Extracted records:
····················

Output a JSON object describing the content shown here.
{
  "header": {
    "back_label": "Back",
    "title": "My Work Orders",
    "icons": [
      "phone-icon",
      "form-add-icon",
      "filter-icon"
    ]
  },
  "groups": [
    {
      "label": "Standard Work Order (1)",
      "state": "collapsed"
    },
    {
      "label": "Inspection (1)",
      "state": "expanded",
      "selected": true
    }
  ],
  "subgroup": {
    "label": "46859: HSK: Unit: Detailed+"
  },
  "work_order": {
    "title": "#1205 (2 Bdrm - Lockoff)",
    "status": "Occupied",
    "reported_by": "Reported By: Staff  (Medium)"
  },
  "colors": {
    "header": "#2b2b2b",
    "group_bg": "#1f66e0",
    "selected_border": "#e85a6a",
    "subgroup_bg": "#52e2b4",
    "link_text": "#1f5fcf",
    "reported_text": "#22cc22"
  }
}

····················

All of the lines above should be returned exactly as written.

REPLY TO THE TASK:
Output a JSON object describing the content shown here.
{
  "header": {
    "back_label": "Back",
    "title": "My Work Orders",
    "icons": [
      "phone-icon",
      "form-add-icon",
      "filter-icon"
    ]
  },
  "groups": [
    {
      "label": "Standard Work Order (1)",
      "state": "collapsed"
    },
    {
      "label": "Inspection (1)",
      "state": "expanded",
      "selected": true
    }
  ],
  "subgroup": {
    "label": "46859: HSK: Unit: Detailed+"
  },
  "work_order": {
    "title": "#1205 (2 Bdrm - Lockoff)",
    "status": "Occupied",
    "reported_by": "Reported By: Staff  (Medium)"
  },
  "colors": {
    "header": "#2b2b2b",
    "group_bg": "#1f66e0",
    "selected_border": "#e85a6a",
    "subgroup_bg": "#52e2b4",
    "link_text": "#1f5fcf",
    "reported_text": "#22cc22"
  }
}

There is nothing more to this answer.